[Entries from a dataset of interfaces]

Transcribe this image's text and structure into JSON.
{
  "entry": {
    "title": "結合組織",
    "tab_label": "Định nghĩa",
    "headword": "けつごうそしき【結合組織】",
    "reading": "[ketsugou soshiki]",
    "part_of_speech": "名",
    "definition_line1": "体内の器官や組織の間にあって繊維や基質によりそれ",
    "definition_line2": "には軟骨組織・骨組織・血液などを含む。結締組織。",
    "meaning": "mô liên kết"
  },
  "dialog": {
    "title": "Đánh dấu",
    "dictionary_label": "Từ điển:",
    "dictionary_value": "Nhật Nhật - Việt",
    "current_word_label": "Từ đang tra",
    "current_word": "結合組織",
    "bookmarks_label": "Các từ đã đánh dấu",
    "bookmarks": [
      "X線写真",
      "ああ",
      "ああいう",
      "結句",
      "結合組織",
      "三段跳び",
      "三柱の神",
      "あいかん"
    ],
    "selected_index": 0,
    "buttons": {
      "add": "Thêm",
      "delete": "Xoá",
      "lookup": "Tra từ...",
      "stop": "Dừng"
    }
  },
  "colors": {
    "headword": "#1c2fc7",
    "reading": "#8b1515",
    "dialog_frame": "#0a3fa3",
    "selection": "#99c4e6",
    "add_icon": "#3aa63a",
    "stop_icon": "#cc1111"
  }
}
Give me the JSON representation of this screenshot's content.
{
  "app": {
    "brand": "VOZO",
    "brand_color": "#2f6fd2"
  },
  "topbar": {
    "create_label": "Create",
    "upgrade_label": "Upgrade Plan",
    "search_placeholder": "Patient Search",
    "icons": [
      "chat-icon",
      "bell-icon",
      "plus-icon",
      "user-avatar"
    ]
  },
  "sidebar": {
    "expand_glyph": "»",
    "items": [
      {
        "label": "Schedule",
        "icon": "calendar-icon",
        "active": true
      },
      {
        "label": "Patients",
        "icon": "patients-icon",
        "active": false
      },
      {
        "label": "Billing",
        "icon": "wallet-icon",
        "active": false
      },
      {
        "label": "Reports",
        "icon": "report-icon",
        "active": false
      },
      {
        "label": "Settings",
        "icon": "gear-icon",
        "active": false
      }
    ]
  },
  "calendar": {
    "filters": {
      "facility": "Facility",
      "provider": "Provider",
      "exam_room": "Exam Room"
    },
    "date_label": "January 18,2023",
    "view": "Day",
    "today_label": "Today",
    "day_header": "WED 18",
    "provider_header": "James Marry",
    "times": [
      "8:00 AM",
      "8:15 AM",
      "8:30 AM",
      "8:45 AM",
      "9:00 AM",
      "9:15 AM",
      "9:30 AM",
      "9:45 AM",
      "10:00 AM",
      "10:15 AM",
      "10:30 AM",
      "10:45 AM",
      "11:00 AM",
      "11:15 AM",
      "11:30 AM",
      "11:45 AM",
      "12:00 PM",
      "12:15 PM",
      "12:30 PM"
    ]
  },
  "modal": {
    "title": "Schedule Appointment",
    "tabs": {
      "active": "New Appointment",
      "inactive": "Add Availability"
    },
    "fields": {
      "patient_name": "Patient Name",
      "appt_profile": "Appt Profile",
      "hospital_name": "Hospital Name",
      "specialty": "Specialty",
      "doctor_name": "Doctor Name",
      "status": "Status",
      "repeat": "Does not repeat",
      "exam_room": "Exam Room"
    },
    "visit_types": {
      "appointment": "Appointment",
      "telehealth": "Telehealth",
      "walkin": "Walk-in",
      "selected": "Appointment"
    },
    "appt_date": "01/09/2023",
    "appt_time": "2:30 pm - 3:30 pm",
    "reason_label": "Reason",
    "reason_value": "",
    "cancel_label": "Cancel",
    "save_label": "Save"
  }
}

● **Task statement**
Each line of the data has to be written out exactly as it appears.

● **Exercise response**
Transcribe this image's text and structure into JSON.
{
  "entry": {
    "title": "結合組織",
    "tab_label": "Định nghĩa",
    "headword": "けつごうそしき【結合組織】",
    "reading": "[ketsugou soshiki]",
    "part_of_speech": "名",
    "definition_line1": "体内の器官や組織の間にあって繊維や基質によりそれ",
    "definition_line2": "には軟骨組織・骨組織・血液などを含む。結締組織。",
    "meaning": "mô liên kết"
  },
  "dialog": {
    "title": "Đánh dấu",
    "dictionary_label": "Từ điển:",
    "dictionary_value": "Nhật Nhật - Việt",
    "current_word_label": "Từ đang tra",
    "current_word": "結合組織",
    "bookmarks_label": "Các từ đã đánh dấu",
    "bookmarks": [
      "X線写真",
      "ああ",
      "ああいう",
      "結句",
      "結合組織",
      "三段跳び",
      "三柱の神",
      "あいかん"
    ],
    "selected_index": 0,
    "buttons": {
      "add": "Thêm",
      "delete": "Xoá",
      "lookup": "Tra từ...",
      "stop": "Dừng"
    }
  },
  "colors": {
    "headword": "#1c2fc7",
    "reading": "#8b1515",
    "dialog_frame": "#0a3fa3",
    "selection": "#99c4e6",
    "add_icon": "#3aa63a",
    "stop_icon": "#cc1111"
  }
}
Give me the JSON representation of this screenshot's content.
{
  "app": {
    "brand": "VOZO",
    "brand_color": "#2f6fd2"
  },
  "topbar": {
    "create_label": "Create",
    "upgrade_label": "Upgrade Plan",
    "search_placeholder": "Patient Search",
    "icons": [
      "chat-icon",
      "bell-icon",
      "plus-icon",
      "user-avatar"
    ]
  },
  "sidebar": {
    "expand_glyph": "»",
    "items": [
      {
        "label": "Schedule",
        "icon": "calendar-icon",
        "active": true
      },
      {
        "label": "Patients",
        "icon": "patients-icon",
        "active": false
      },
      {
        "label": "Billing",
        "icon": "wallet-icon",
        "active": false
      },
      {
        "label": "Reports",
        "icon": "report-icon",
        "active": false
      },
      {
        "label": "Settings",
        "icon": "gear-icon",
        "active": false
      }
    ]
  },
  "calendar": {
    "filters": {
      "facility": "Facility",
      "provider": "Provider",
      "exam_room": "Exam Room"
    },
    "date_label": "January 18,2023",
    "view": "Day",
    "today_label": "Today",
    "day_header": "WED 18",
    "provider_header": "James Marry",
    "times": [
      "8:00 AM",
      "8:15 AM",
      "8:30 AM",
      "8:45 AM",
      "9:00 AM",
      "9:15 AM",
      "9:30 AM",
      "9:45 AM",
      "10:00 AM",
      "10:15 AM",
      "10:30 AM",
      "10:45 AM",
      "11:00 AM",
      "11:15 AM",
      "11:30 AM",
      "11:45 AM",
      "12:00 PM",
      "12:15 PM",
      "12:30 PM"
    ]
  },
  "modal": {
    "title": "Schedule Appointment",
    "tabs": {
      "active": "New Appointment",
      "inactive": "Add Availability"
    },
    "fields": {
      "patient_name": "Patient Name",
      "appt_profile": "Appt Profile",
      "hospital_name": "Hospital Name",
      "specialty": "Specialty",
      "doctor_name": "Doctor Name",
      "status": "Status",
      "repeat": "Does not repeat",
      "exam_room": "Exam Room"
    },
    "visit_types": {
      "appointment": "Appointment",
      "telehealth": "Telehealth",
      "walkin": "Walk-in",
      "selected": "Appointment"
    },
    "appt_date": "01/09/2023",
    "appt_time": "2:30 pm - 3:30 pm",
    "reason_label": "Reason",
    "reason_value": "",
    "cancel_label": "Cancel",
    "save_label": "Save"
  }
}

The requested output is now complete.